Their lead case study featured the American socialite Jennie Jerome, better known by this point as Lady Randolph Churchill, mother of Winston Churchill. “She is one of those women who are always exquisitely groomed,” the paper noted. “She keeps her youth by means of daily lotions used in the right way.”

And what was the right way? “Every night when she goes to bed she rubs a bit of grease into her face, using sometimes a preparation of tallow and sometimes plain Vaseline. She rubs it into her forehead, for this is where the wrinkles begin to show.” The next morning, the paper reported, she washes her face clean. “By this means she keeps her natural beauty always perfect.”

Lady Churchill wasn’t alone. Other women began using Vaseline at bedtime as well. But it also became the basis of very different kinds of cosmetics. Some women, for example, began mixing it with coal dust to create a form of proto-mascara, one that caught the attention of a Chicago entrepreneur named Thomas Lyle Williams. Inspired by watching his sister mix up a Vaseline-based mascara, he eventually launched a line of products named after her: Maybelline.

The use of Vaseline to enhance eyelashes and eyebrows may have encouraged some beauty experts to conclude that it promoted hair growth. One beauty manual from 1901 warned that while Vaseline had many positive qualities, it helped hasten “the growth of little hairs on the cheeks and chin.” For most women, this was definitely not the look they had in mind.

While Vaseline remained popular among women, fewer used it as liberally on their faces. One profile of an unnamed “well-known Hollywood star” that appeared in 1933 described how the actress scoffed at what was, by that time, an apparently widespread conviction that Vaseline encouraged hair growth. “Not on my face,” the actress retorted.

But the belief persisted. It may not have helped that the Chesebrough Manufacturing Company had taken to selling “Vaseline Hair Tonic,” which vaguely promised men confronted by the specter of baldness to “take care, brother, while there is still time,” and begin applying Vaseline in order to keep “hair vigorous, and abundant.”

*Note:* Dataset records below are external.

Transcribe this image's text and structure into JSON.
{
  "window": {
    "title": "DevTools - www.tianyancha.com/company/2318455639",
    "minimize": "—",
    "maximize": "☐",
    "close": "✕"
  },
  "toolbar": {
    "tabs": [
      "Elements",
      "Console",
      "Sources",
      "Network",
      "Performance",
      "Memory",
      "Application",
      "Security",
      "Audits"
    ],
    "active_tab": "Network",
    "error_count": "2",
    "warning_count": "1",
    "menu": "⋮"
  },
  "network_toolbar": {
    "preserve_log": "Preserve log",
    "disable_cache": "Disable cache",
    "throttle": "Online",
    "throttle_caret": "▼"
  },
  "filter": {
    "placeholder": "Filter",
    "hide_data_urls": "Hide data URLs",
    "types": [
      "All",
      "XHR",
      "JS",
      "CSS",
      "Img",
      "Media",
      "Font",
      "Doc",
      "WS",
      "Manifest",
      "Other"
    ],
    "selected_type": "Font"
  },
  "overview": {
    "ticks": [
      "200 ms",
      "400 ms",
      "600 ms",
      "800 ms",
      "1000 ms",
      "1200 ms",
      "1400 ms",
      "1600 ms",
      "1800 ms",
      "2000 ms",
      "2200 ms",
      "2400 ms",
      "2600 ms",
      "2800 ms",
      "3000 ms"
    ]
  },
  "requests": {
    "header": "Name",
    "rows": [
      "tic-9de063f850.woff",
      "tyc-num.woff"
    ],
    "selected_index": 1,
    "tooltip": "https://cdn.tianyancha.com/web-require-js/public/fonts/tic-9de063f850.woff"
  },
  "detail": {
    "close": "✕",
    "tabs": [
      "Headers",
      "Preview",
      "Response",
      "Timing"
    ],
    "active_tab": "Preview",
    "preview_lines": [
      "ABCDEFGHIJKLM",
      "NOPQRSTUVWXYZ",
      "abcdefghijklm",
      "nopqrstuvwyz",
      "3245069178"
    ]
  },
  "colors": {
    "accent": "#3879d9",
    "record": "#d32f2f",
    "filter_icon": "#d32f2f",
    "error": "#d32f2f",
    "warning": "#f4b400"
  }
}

Though few people believed such claims by the 1970s, Vaseline had lost its luster by then. Dermatologists dutifully recommended it, including the famed Dr. Jonathan Zizmor of New York City subway advertising fame, who touted its virtues in a guide to beauty aids published in 1978. But as one review of the book noted, “the Vaseline jar was not designed for Princess Grace’s dressing table.”

Everything comes back into style eventually. Vaseline is no different. If TikTok is any guide, the beauty regimen of Lady Randolph Churchill has returned, leaving millions of faces with that otherworldly glow that only crude oil sludge can provide. — Bloomberg